Rene Roselle, clinical professor working at Bulkeley High School, wrote in the school’s application for this award, “In preparing a nomination for the Richard W. Clark Award for Exemplary Partner School Work, I thought ‘I wish the committee could spend some time with me at Bulkeley High School and then they could see.’ The magic of a partnership is hard to put into words.
“Bulkeley has approximately 1,500 students in grades 9-12. Students represent 42 different countries; 18 different languages can be heard in the halls. The school is approximately 69 percent Latino, 23 percent black and 8 percent white. The city struggles to meet the needs of children living in poverty and learning English while trying to test well on standardized tests,” Roselle continued.
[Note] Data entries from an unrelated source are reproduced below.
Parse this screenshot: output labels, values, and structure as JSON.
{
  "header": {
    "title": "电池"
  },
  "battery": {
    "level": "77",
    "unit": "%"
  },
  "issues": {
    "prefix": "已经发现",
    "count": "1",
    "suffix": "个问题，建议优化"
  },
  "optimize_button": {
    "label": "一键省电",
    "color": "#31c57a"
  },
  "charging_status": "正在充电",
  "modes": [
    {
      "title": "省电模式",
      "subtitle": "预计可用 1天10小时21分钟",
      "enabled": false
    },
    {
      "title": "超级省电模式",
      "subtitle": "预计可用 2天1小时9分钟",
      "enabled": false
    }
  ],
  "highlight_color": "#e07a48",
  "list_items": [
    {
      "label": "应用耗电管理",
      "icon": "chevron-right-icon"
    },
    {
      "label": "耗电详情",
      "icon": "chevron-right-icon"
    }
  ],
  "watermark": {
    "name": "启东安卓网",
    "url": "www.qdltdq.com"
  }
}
“Administrative turnover, restructuring and resource allocation pressure us. Hartford has had seven superintendents in 10 years, three acting and four appointed. The city has endured state takeovers and failed bids to privatize,” Roselle wrote. “Through it all, the University of Connecticut Neag School of Education and Hartford have remained strongly committed to each other. The Neag School has placed 157 students at Bulkeley High School in four years and 400 students across our three-year program in the same amount of time. That is what we call a critical mass!”
A teacher preparatory academy, such as Bulkeley’s, serves as an example of long-term and in-depth partner work.
Established at the high school in collaboration with the Neag School, the academy provides support for current students and hope for the future. Its primary purpose is to recruit, support and prepare students interested in education.
The goal of this pathway is to provide a rigorous curriculum and field experiences through meaningful, creative and engaging learning opportunities. The academy emphasizes the importance of collaboration between a student and their teacher in the learning process, demonstrating best practices and ensuring all students are ready for postsecondary opportunities.
The academy option opened Aug. 31, 2009, to students who were entering grades 11 and 12 at Bulkeley and completed the application process. The option is part of Hartford’s All Choice initiative.
As the first program in Connecticut that pointedly focuses on preparing high school students to become teachers, implications may be far-reaching for Hartford and the state. In a time of teacher shortages, the program hopes to increase the pool of highly qualified candidates who will be able to fill the vacancies in critical content areas, increase the diversity of applicants and encourage students to return for careers in the city of Hartford as educators or other professionals who will benefit the community.